→ **Extracted entries**:
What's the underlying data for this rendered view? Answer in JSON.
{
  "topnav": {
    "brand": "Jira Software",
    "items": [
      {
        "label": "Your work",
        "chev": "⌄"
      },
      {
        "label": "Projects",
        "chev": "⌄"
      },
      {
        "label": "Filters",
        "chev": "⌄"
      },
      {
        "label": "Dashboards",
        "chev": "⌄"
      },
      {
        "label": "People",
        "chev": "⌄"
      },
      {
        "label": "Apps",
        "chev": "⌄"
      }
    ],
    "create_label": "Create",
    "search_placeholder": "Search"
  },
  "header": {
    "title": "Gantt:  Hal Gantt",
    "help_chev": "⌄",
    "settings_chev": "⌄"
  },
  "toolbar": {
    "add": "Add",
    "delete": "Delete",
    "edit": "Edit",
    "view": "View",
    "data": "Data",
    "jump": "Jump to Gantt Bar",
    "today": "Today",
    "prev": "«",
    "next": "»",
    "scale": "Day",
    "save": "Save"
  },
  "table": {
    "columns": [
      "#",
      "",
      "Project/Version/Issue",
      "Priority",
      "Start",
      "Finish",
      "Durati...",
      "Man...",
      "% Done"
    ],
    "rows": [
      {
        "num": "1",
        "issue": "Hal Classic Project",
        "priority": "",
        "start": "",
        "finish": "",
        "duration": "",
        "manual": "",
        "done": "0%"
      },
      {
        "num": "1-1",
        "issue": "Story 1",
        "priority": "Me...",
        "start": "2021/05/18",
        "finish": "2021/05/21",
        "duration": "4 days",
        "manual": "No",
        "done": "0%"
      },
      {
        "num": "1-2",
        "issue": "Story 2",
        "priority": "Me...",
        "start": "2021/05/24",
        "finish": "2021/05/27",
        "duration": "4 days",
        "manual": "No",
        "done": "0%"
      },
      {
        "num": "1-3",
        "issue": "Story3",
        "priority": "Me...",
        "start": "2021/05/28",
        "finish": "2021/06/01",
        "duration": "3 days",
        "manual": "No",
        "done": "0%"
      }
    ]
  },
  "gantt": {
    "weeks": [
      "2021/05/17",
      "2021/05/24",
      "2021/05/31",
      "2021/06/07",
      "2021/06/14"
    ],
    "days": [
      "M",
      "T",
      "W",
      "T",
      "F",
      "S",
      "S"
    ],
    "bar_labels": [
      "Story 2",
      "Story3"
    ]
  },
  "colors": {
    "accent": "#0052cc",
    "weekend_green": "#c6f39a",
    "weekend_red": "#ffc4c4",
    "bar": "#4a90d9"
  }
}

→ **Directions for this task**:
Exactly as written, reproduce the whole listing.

→ **Solution for this exercise**:
What's the underlying data for this rendered view? Answer in JSON.
{
  "topnav": {
    "brand": "Jira Software",
    "items": [
      {
        "label": "Your work",
        "chev": "⌄"
      },
      {
        "label": "Projects",
        "chev": "⌄"
      },
      {
        "label": "Filters",
        "chev": "⌄"
      },
      {
        "label": "Dashboards",
        "chev": "⌄"
      },
      {
        "label": "People",
        "chev": "⌄"
      },
      {
        "label": "Apps",
        "chev": "⌄"
      }
    ],
    "create_label": "Create",
    "search_placeholder": "Search"
  },
  "header": {
    "title": "Gantt:  Hal Gantt",
    "help_chev": "⌄",
    "settings_chev": "⌄"
  },
  "toolbar": {
    "add": "Add",
    "delete": "Delete",
    "edit": "Edit",
    "view": "View",
    "data": "Data",
    "jump": "Jump to Gantt Bar",
    "today": "Today",
    "prev": "«",
    "next": "»",
    "scale": "Day",
    "save": "Save"
  },
  "table": {
    "columns": [
      "#",
      "",
      "Project/Version/Issue",
      "Priority",
      "Start",
      "Finish",
      "Durati...",
      "Man...",
      "% Done"
    ],
    "rows": [
      {
        "num": "1",
        "issue": "Hal Classic Project",
        "priority": "",
        "start": "",
        "finish": "",
        "duration": "",
        "manual": "",
        "done": "0%"
      },
      {
        "num": "1-1",
        "issue": "Story 1",
        "priority": "Me...",
        "start": "2021/05/18",
        "finish": "2021/05/21",
        "duration": "4 days",
        "manual": "No",
        "done": "0%"
      },
      {
        "num": "1-2",
        "issue": "Story 2",
        "priority": "Me...",
        "start": "2021/05/24",
        "finish": "2021/05/27",
        "duration": "4 days",
        "manual": "No",
        "done": "0%"
      },
      {
        "num": "1-3",
        "issue": "Story3",
        "priority": "Me...",
        "start": "2021/05/28",
        "finish": "2021/06/01",
        "duration": "3 days",
        "manual": "No",
        "done": "0%"
      }
    ]
  },
  "gantt": {
    "weeks": [
      "2021/05/17",
      "2021/05/24",
      "2021/05/31",
      "2021/06/07",
      "2021/06/14"
    ],
    "days": [
      "M",
      "T",
      "W",
      "T",
      "F",
      "S",
      "S"
    ],
    "bar_labels": [
      "Story 2",
      "Story3"
    ]
  },
  "colors": {
    "accent": "#0052cc",
    "weekend_green": "#c6f39a",
    "weekend_red": "#ffc4c4",
    "bar": "#4a90d9"
  }
}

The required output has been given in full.